Lines below that include "Gruppo" are the answer; copy each one.

-----

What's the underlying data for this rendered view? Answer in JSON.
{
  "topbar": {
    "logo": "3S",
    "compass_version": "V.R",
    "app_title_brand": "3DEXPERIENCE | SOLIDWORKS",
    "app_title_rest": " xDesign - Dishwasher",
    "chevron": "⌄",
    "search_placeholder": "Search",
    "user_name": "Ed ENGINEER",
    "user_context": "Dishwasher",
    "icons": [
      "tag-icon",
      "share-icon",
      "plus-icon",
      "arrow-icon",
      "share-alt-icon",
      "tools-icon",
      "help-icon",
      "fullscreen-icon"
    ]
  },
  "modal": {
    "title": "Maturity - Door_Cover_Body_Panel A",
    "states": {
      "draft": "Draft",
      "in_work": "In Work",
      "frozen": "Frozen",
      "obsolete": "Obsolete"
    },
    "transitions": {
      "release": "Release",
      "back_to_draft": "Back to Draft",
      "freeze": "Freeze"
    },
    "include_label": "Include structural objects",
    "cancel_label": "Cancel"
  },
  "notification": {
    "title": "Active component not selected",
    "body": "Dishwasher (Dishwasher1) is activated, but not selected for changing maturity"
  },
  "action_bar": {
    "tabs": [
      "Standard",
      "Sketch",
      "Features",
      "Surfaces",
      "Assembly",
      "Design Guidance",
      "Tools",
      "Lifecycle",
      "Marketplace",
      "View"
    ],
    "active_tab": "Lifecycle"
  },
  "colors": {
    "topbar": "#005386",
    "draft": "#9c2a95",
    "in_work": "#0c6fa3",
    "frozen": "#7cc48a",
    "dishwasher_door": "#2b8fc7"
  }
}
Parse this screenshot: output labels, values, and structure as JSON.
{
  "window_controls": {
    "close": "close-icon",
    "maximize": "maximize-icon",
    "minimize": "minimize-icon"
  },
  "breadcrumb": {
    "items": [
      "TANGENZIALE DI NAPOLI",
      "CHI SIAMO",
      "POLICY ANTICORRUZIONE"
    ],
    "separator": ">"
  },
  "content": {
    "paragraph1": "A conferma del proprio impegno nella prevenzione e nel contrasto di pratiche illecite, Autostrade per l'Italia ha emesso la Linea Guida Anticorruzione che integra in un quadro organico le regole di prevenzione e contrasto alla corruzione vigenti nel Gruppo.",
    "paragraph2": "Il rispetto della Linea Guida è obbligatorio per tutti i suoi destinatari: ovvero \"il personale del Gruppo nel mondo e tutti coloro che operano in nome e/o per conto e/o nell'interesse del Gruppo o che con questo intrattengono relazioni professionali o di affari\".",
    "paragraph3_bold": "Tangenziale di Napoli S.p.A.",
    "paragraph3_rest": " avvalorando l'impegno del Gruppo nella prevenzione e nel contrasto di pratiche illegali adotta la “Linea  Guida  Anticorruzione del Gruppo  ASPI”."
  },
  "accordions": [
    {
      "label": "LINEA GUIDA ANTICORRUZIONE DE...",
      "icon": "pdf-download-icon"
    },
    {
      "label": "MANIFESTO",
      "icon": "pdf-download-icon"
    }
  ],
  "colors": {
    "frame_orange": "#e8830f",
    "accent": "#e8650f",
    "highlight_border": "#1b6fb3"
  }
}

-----

- WRITTEN RESPONSE:
    "paragraph1": "A conferma del proprio impegno nella prevenzione e nel contrasto di pratiche illecite, Autostrade per l'Italia ha emesso la Linea Guida Anticorruzione che integra in un quadro organico le regole di prevenzione e contrasto alla corruzione vigenti nel Gruppo.",
    "paragraph2": "Il rispetto della Linea Guida è obbligatorio per tutti i suoi destinatari: ovvero \"il personale del Gruppo nel mondo e tutti coloro che operano in nome e/o per conto e/o nell'interesse del Gruppo o che con questo intrattengono relazioni professionali o di affari\".",
    "paragraph3_rest": " avvalorando l'impegno del Gruppo nella prevenzione e nel contrasto di pratiche illegali adotta la “Linea  Guida  Anticorruzione del Gruppo  ASPI”."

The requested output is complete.